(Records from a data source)

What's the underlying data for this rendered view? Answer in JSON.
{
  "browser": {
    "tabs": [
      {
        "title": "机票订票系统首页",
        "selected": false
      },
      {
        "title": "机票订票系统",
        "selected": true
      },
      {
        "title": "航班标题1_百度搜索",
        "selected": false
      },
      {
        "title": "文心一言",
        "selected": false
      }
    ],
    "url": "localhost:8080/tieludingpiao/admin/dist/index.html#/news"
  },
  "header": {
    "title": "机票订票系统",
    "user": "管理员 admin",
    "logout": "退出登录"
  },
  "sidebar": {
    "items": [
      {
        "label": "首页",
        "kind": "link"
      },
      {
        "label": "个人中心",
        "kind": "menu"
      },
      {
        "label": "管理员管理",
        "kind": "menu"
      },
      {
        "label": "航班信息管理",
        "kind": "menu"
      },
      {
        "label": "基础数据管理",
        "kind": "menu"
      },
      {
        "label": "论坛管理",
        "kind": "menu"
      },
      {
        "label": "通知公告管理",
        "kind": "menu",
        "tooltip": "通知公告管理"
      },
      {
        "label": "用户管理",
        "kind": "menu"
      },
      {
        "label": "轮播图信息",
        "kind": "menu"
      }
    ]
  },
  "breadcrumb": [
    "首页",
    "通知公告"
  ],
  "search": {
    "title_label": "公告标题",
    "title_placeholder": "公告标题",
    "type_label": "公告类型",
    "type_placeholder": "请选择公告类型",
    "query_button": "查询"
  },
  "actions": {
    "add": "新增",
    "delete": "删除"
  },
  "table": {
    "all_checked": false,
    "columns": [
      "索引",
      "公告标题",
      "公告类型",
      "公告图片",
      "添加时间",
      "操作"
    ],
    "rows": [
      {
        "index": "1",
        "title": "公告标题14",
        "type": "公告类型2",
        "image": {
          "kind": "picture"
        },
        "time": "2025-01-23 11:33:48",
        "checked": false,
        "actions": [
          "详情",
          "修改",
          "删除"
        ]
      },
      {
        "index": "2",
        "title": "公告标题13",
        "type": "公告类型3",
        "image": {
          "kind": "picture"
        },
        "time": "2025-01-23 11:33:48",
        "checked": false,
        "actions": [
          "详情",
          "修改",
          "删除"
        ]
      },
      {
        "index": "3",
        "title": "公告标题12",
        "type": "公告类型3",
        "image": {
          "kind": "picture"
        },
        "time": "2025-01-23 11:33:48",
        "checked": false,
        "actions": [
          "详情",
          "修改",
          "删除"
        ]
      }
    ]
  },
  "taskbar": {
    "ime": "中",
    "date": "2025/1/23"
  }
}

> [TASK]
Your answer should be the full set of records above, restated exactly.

> [WRITTEN ANSWER]
What's the underlying data for this rendered view? Answer in JSON.
{
  "browser": {
    "tabs": [
      {
        "title": "机票订票系统首页",
        "selected": false
      },
      {
        "title": "机票订票系统",
        "selected": true
      },
      {
        "title": "航班标题1_百度搜索",
        "selected": false
      },
      {
        "title": "文心一言",
        "selected": false
      }
    ],
    "url": "localhost:8080/tieludingpiao/admin/dist/index.html#/news"
  },
  "header": {
    "title": "机票订票系统",
    "user": "管理员 admin",
    "logout": "退出登录"
  },
  "sidebar": {
    "items": [
      {
        "label": "首页",
        "kind": "link"
      },
      {
        "label": "个人中心",
        "kind": "menu"
      },
      {
        "label": "管理员管理",
        "kind": "menu"
      },
      {
        "label": "航班信息管理",
        "kind": "menu"
      },
      {
        "label": "基础数据管理",
        "kind": "menu"
      },
      {
        "label": "论坛管理",
        "kind": "menu"
      },
      {
        "label": "通知公告管理",
        "kind": "menu",
        "tooltip": "通知公告管理"
      },
      {
        "label": "用户管理",
        "kind": "menu"
      },
      {
        "label": "轮播图信息",
        "kind": "menu"
      }
    ]
  },
  "breadcrumb": [
    "首页",
    "通知公告"
  ],
  "search": {
    "title_label": "公告标题",
    "title_placeholder": "公告标题",
    "type_label": "公告类型",
    "type_placeholder": "请选择公告类型",
    "query_button": "查询"
  },
  "actions": {
    "add": "新增",
    "delete": "删除"
  },
  "table": {
    "all_checked": false,
    "columns": [
      "索引",
      "公告标题",
      "公告类型",
      "公告图片",
      "添加时间",
      "操作"
    ],
    "rows": [
      {
        "index": "1",
        "title": "公告标题14",
        "type": "公告类型2",
        "image": {
          "kind": "picture"
        },
        "time": "2025-01-23 11:33:48",
        "checked": false,
        "actions": [
          "详情",
          "修改",
          "删除"
        ]
      },
      {
        "index": "2",
        "title": "公告标题13",
        "type": "公告类型3",
        "image": {
          "kind": "picture"
        },
        "time": "2025-01-23 11:33:48",
        "checked": false,
        "actions": [
          "详情",
          "修改",
          "删除"
        ]
      },
      {
        "index": "3",
        "title": "公告标题12",
        "type": "公告类型3",
        "image": {
          "kind": "picture"
        },
        "time": "2025-01-23 11:33:48",
        "checked": false,
        "actions": [
          "详情",
          "修改",
          "删除"
        ]
      }
    ]
  },
  "taskbar": {
    "ime": "中",
    "date": "2025/1/23"
  }
}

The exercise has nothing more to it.